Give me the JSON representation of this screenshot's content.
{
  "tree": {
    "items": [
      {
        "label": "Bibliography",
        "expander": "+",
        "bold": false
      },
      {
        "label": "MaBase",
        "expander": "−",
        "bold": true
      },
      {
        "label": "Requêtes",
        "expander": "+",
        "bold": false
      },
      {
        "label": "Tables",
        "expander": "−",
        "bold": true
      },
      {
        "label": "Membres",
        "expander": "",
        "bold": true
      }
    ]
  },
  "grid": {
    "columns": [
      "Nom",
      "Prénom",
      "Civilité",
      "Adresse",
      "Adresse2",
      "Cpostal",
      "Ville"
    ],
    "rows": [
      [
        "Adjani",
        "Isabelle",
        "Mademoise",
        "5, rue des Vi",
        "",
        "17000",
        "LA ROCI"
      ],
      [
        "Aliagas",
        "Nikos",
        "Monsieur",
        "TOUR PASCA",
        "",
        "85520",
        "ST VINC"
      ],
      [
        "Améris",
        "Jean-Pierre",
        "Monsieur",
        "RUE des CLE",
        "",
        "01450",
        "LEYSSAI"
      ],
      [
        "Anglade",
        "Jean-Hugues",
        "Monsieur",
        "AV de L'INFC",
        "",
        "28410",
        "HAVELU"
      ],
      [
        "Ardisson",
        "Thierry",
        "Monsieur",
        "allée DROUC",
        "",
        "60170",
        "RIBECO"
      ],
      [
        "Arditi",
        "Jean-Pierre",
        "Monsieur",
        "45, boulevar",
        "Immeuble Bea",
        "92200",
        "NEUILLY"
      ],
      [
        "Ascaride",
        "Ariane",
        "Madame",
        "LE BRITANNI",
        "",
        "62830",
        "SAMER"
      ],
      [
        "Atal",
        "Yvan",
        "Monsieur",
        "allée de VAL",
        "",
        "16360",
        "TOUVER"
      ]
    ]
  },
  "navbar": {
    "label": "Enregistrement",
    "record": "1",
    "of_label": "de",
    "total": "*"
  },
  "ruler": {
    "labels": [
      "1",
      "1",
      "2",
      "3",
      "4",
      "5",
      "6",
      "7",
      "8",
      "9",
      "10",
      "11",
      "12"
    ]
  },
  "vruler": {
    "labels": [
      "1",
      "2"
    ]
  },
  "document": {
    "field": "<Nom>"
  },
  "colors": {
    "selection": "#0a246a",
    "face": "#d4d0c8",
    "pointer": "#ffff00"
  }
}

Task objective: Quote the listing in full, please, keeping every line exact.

Reply to the task:
Give me the JSON representation of this screenshot's content.
{
  "tree": {
    "items": [
      {
        "label": "Bibliography",
        "expander": "+",
        "bold": false
      },
      {
        "label": "MaBase",
        "expander": "−",
        "bold": true
      },
      {
        "label": "Requêtes",
        "expander": "+",
        "bold": false
      },
      {
        "label": "Tables",
        "expander": "−",
        "bold": true
      },
      {
        "label": "Membres",
        "expander": "",
        "bold": true
      }
    ]
  },
  "grid": {
    "columns": [
      "Nom",
      "Prénom",
      "Civilité",
      "Adresse",
      "Adresse2",
      "Cpostal",
      "Ville"
    ],
    "rows": [
      [
        "Adjani",
        "Isabelle",
        "Mademoise",
        "5, rue des Vi",
        "",
        "17000",
        "LA ROCI"
      ],
      [
        "Aliagas",
        "Nikos",
        "Monsieur",
        "TOUR PASCA",
        "",
        "85520",
        "ST VINC"
      ],
      [
        "Améris",
        "Jean-Pierre",
        "Monsieur",
        "RUE des CLE",
        "",
        "01450",
        "LEYSSAI"
      ],
      [
        "Anglade",
        "Jean-Hugues",
        "Monsieur",
        "AV de L'INFC",
        "",
        "28410",
        "HAVELU"
      ],
      [
        "Ardisson",
        "Thierry",
        "Monsieur",
        "allée DROUC",
        "",
        "60170",
        "RIBECO"
      ],
      [
        "Arditi",
        "Jean-Pierre",
        "Monsieur",
        "45, boulevar",
        "Immeuble Bea",
        "92200",
        "NEUILLY"
      ],
      [
        "Ascaride",
        "Ariane",
        "Madame",
        "LE BRITANNI",
        "",
        "62830",
        "SAMER"
      ],
      [
        "Atal",
        "Yvan",
        "Monsieur",
        "allée de VAL",
        "",
        "16360",
        "TOUVER"
      ]
    ]
  },
  "navbar": {
    "label": "Enregistrement",
    "record": "1",
    "of_label": "de",
    "total": "*"
  },
  "ruler": {
    "labels": [
      "1",
      "1",
      "2",
      "3",
      "4",
      "5",
      "6",
      "7",
      "8",
      "9",
      "10",
      "11",
      "12"
    ]
  },
  "vruler": {
    "labels": [
      "1",
      "2"
    ]
  },
  "document": {
    "field": "<Nom>"
  },
  "colors": {
    "selection": "#0a246a",
    "face": "#d4d0c8",
    "pointer": "#ffff00"
  }
}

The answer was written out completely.